Linking Biotechnology, Chemistry & Agriculture for a better future

Interested in alternative energy sources? BIO’s World Congress on Industrial Biotechnology and Bioprocessing, on April 27-30 in Chicago, IL, is the forum where experts from around the globe come together to discuss this topic, with major themes around sustainability and climate change.  But let’s not stop there. If industrial and environmental biotechnology is your business — this is a meeting you must attend. 

We’ll have sessions about: synthetic biology and directed evolution, sustainable biofuels, bioplastics, and energycrops.Some examples of our speakers are:

  • Jack D. Newman, Senior Vice President, Research and Co-founder of Amyris
  • Richard Hamilton, President and Chief Executive Officer of Ceres, Inc.
  • Steve Koonin, Chief Scientist of BP
  • Steen Riisgaard, President and CEO of Novozymes A/S
  • Jeff Broin, CEO of POET

 Breakout session topics include:

For more information or to register check out our Web site —  http://www.bio.org/worldcongress2008/

I hope to see you there.

Biofuels Feedstocks – Yield Matters

The following post was submitted by Richard Hamilton, president and CEO of Ceres, Inc.

Technology is playing a critical role in maximizing the inherent advantages of dedicated energy crops. Through advanced plant breeding, public and private researchers are increasing yields both in terms of tons per acre (field yields) and in terms of gallons per ton (through traits that improve conversion). Higher yields not only have a significant impact on reducing production costs of cellulosic biofuels, but there are obvious benefits to land use as well. We will need fewer acres to produce the same amount of biofuels. See the impact of yield with this land-area calculator.

The advantages of dedicated energy crops are well-established. This January, it even became clear that researchers may have been too conservative in their predictions. A large, on-farm study published in the Proceedings of the National Academy of Sciences showed that switchgrass produces 540% more energy than is used to grow, harvest and process it into ethanol (these calculations were based on actual costs and production data). Likewise greenhouse gas (GHG) emissions were 94% lower than from gasoline.

The most exciting part of this analysis is that this was a baseline study using seed varieties and agronomic practices developed for use in pastures rather than biofuel production.

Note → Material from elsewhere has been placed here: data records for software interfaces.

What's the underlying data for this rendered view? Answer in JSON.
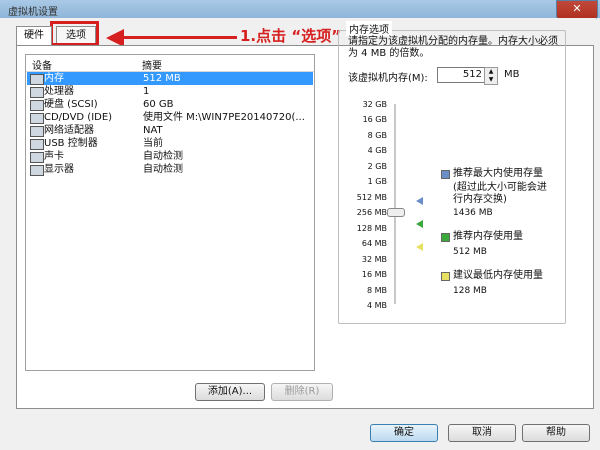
{
  "window": {
    "title": "虚拟机设置"
  },
  "tabs": [
    {
      "label": "硬件"
    },
    {
      "label": "选项"
    }
  ],
  "annotation": {
    "text": "1.点击 “选项”"
  },
  "device_list": {
    "headers": {
      "device": "设备",
      "summary": "摘要"
    },
    "rows": [
      {
        "name": "内存",
        "summary": "512 MB",
        "selected": true
      },
      {
        "name": "处理器",
        "summary": "1"
      },
      {
        "name": "硬盘 (SCSI)",
        "summary": "60 GB"
      },
      {
        "name": "CD/DVD (IDE)",
        "summary": "使用文件 M:\\WIN7PE20140720(..."
      },
      {
        "name": "网络适配器",
        "summary": "NAT"
      },
      {
        "name": "USB 控制器",
        "summary": "当前"
      },
      {
        "name": "声卡",
        "summary": "自动检测"
      },
      {
        "name": "显示器",
        "summary": "自动检测"
      }
    ]
  },
  "buttons": {
    "add": "添加(A)...",
    "remove": "删除(R)",
    "ok": "确定",
    "cancel": "取消",
    "help": "帮助"
  },
  "memory": {
    "group_title": "内存选项",
    "description": "请指定为该虚拟机分配的内存量。内存大小必须为 4 MB 的倍数。",
    "label": "该虚拟机内存(M):",
    "value": "512",
    "unit": "MB",
    "scale": [
      "32 GB",
      "16 GB",
      "8 GB",
      "4 GB",
      "2 GB",
      "1 GB",
      "512 MB",
      "256 MB",
      "128 MB",
      "64 MB",
      "32 MB",
      "16 MB",
      "8 MB",
      "4 MB"
    ],
    "legend": [
      {
        "label": "推荐最大内使用存量",
        "note": "(超过此大小可能会进行内存交换)",
        "value": "1436 MB",
        "color": "#6a8fc8"
      },
      {
        "label": "推荐内存使用量",
        "value": "512 MB",
        "color": "#3aa83a"
      },
      {
        "label": "建议最低内存使用量",
        "value": "128 MB",
        "color": "#e8e060"
      }
    ]
  }
}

Today, genomics-based technologies are being used by companies like Ceres to track desirable traits at the DNA level through generations in plant breeding programs, known as marker-assisted breeding. The application of this technology will cut years off development timelines. Many energy crops have undergone little improvement, and large gains are already being made. The first high-yielding dedicated energy crops are scheduled for release next year. Further down the road, biotech traits will offer continued yield and conversion advantages. Predictions of net energy ratios of 10X don’t see so far off anymore.